  • The opening with the gentle crash of shakers and percussion, and Lonnie Liston Smith adding a dovish intro on piano for Sanders to join on tenor sax with his typical mix of lyricism and hint of fire… a delicate presence that intimates an inherent combustibility.
  • The voice of Leon Thomas a thing of resonance, his beautiful message of peace commingling with cries of saxophone… a powerful sense of honesty in everything being communicated in words and notes.
  • The way mbira pokes its head up every now and then, adding more rhythmic texture to an album swimming in it.
  • The way in which Sanders builds up the intensity yet maintains a delicate touch, and how he steps aside for Smith’s piano solo.
  • That amazing Smith piano solo and how it goes from a contemplative intensity to a harmonic glittering sea of diamonds and then into a catchy little groove, and all the while the drums and percussion of Roy Haynes and Idris Muhammad explode like fireworks in the background.
  • And that is a powerful element on this recording.  Haynes, Muhammad and bassist Cecil McBee surge up like waves, never subsuming the song but evincing a raw power that is awesome to hear in the context of solos and melody.  The way in which their seemingly unrelated rhythms suddenly come together with a formidable unity.
  • The crash of cymbals and then Sanders stepping up for a ferocious solo that seems like it’s never going to end, sounding like an honest cry for peace.  And then the way it suddenly drops back off to a return to that peaceful swaying motion, and how it trails off plaintively with a lovely curl of melody.
  • The way Sanders ends his solo by handing off the baton to Thomas, but for a time running side by side, sax and voice, and how that winds down to a peaceful conclusion.
  • And all the other stuff I didn’t mention.

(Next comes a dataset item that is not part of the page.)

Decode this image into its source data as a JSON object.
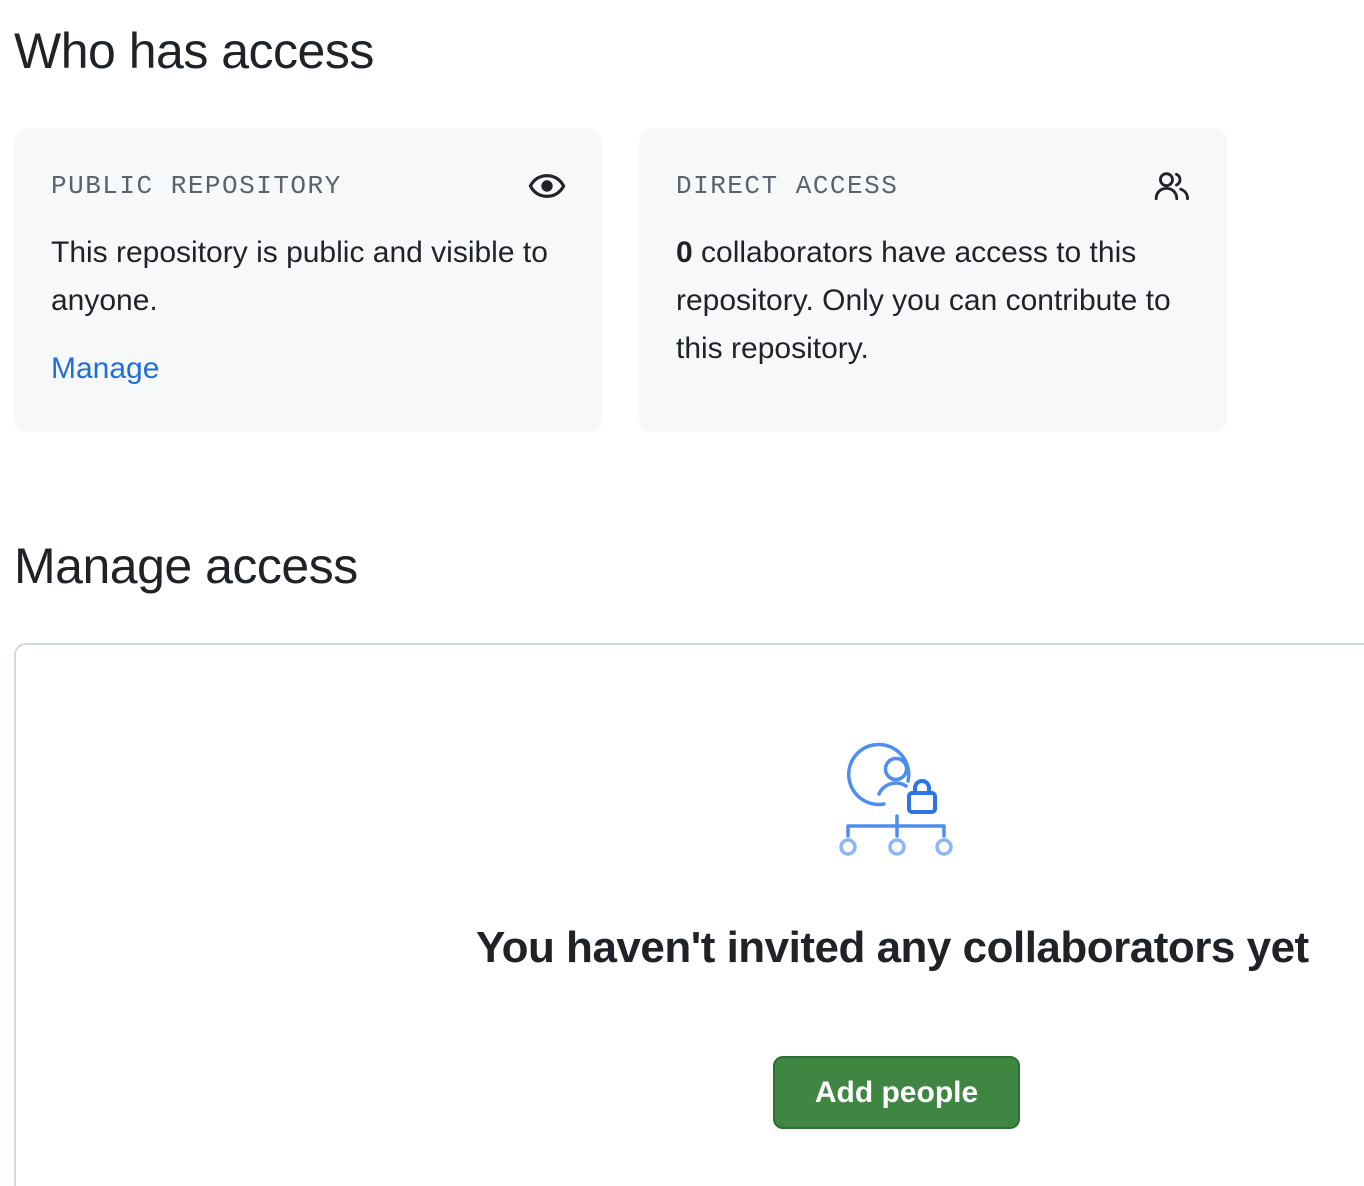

Here’s what I’m talking about…

Your song personnel: Pharoah Sanders (tenor sax, reeds, kalimba, percussion), Cecil McBee (bass, percussion), Roy Haynes (drums), Idris Muhammad (drums, percussion), Leon Thomas (vocals, percussion), Lonnie Liston Smith (piano, kalimba, percussion),

(Jewels of Thought released on Impulse Records, 1969)


So, I was pretty thrilled when I discovered that there was a rendition of this song on the new Spiritual Jazz compilation.

As far as I can tell, as an ensemble, Aquila only recorded this one album, self-titled on Alba Records.  They use the title “Um Allah” on the track listing, which may either be a typo or perhaps the band recognizing the source material while respecting their own take on it.  I think it’s pretty damn cool.  They get a nice little groove going and then let the enthusiasm spring up from it.

There’s not much else out there in the way of other renditions of the song.  There was the Toni Esposito fusion-y version (a little bit Latin, a little bit Afrobeat) from the 1978 release La Banda Del Sole (Phillips Records), but other than that, nobody else seems to have covered it.  Well, two exceptions: a band called Emanative seems to have an unreleased version floating around out there, but after several failed attempts to find it on-line to give it a listen, I stopped wasting my time, and, also, there’s the pop music version by Eugene Chadbourne & Camper van Beethoven, which is so exceedingly bad that it’s insulting (real gutsy move not even using the word “Allah” in the song, assholes).

But none of that really matters, because we still have the Pharoah Sanders original and now we also have this enjoyable rendition by Aquila

Your song personnel:  Guillermo Rifo (vibes), William Miño (electric bass), Sergio Meli (drums), Sandro Salvati (alto sax), and Guillermo Olivares (keyboards).

There’s more information on Aquila on the Listen Recovery Crew site.


Spiritual Jazz 5: The World:

Available at:  Bandcamp | eMusic | Amazon CD/MP3/Vinyl

Pharoah Sanders Jewels of Thought:

Available at:  eMusic | Amazon CD/MP3/Vinyl